Work instruction: Print every entry below again exactly as written, skipping the pictures.
Top of Provided data
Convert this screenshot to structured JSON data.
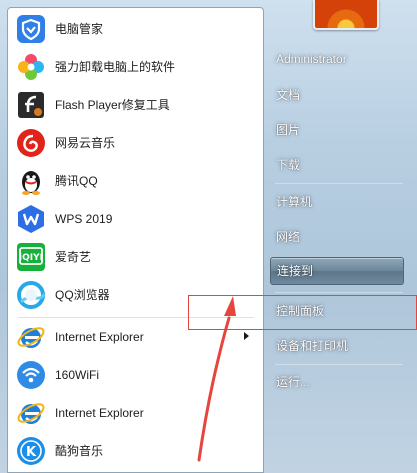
{
  "programs": [
    {
      "label": "电脑管家",
      "icon": "tencent-pc-manager-icon"
    },
    {
      "label": "强力卸载电脑上的软件",
      "icon": "uninstaller-flower-icon"
    },
    {
      "label": "Flash Player修复工具",
      "icon": "flash-player-icon"
    },
    {
      "label": "网易云音乐",
      "icon": "netease-cloud-music-icon"
    },
    {
      "label": "腾讯QQ",
      "icon": "qq-penguin-icon"
    },
    {
      "label": "WPS 2019",
      "icon": "wps-icon"
    },
    {
      "label": "爱奇艺",
      "icon": "iqiyi-icon"
    },
    {
      "label": "QQ浏览器",
      "icon": "qq-browser-icon"
    },
    {
      "label": "Internet Explorer",
      "icon": "internet-explorer-icon",
      "has_submenu": true
    },
    {
      "label": "160WiFi",
      "icon": "wifi-icon"
    },
    {
      "label": "Internet Explorer",
      "icon": "internet-explorer-icon"
    },
    {
      "label": "酷狗音乐",
      "icon": "kugou-music-icon"
    }
  ],
  "right_menu": {
    "user": "Administrator",
    "items": [
      "文档",
      "图片",
      "下载",
      "计算机",
      "网络",
      "连接到",
      "控制面板",
      "设备和打印机",
      "运行..."
    ],
    "highlighted": "连接到"
  },
  "annotation": {
    "color": "#e6453e",
    "target": "控制面板"
  }
}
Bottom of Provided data
Answer to the exercise:
Convert this screenshot to structured JSON data.
{
  "programs": [
    {
      "label": "电脑管家",
      "icon": "tencent-pc-manager-icon"
    },
    {
      "label": "强力卸载电脑上的软件",
      "icon": "uninstaller-flower-icon"
    },
    {
      "label": "Flash Player修复工具",
      "icon": "flash-player-icon"
    },
    {
      "label": "网易云音乐",
      "icon": "netease-cloud-music-icon"
    },
    {
      "label": "腾讯QQ",
      "icon": "qq-penguin-icon"
    },
    {
      "label": "WPS 2019",
      "icon": "wps-icon"
    },
    {
      "label": "爱奇艺",
      "icon": "iqiyi-icon"
    },
    {
      "label": "QQ浏览器",
      "icon": "qq-browser-icon"
    },
    {
      "label": "Internet Explorer",
      "icon": "internet-explorer-icon",
      "has_submenu": true
    },
    {
      "label": "160WiFi",
      "icon": "wifi-icon"
    },
    {
      "label": "Internet Explorer",
      "icon": "internet-explorer-icon"
    },
    {
      "label": "酷狗音乐",
      "icon": "kugou-music-icon"
    }
  ],
  "right_menu": {
    "user": "Administrator",
    "items": [
      "文档",
      "图片",
      "下载",
      "计算机",
      "网络",
      "连接到",
      "控制面板",
      "设备和打印机",
      "运行..."
    ],
    "highlighted": "连接到"
  },
  "annotation": {
    "color": "#e6453e",
    "target": "控制面板"
  }
}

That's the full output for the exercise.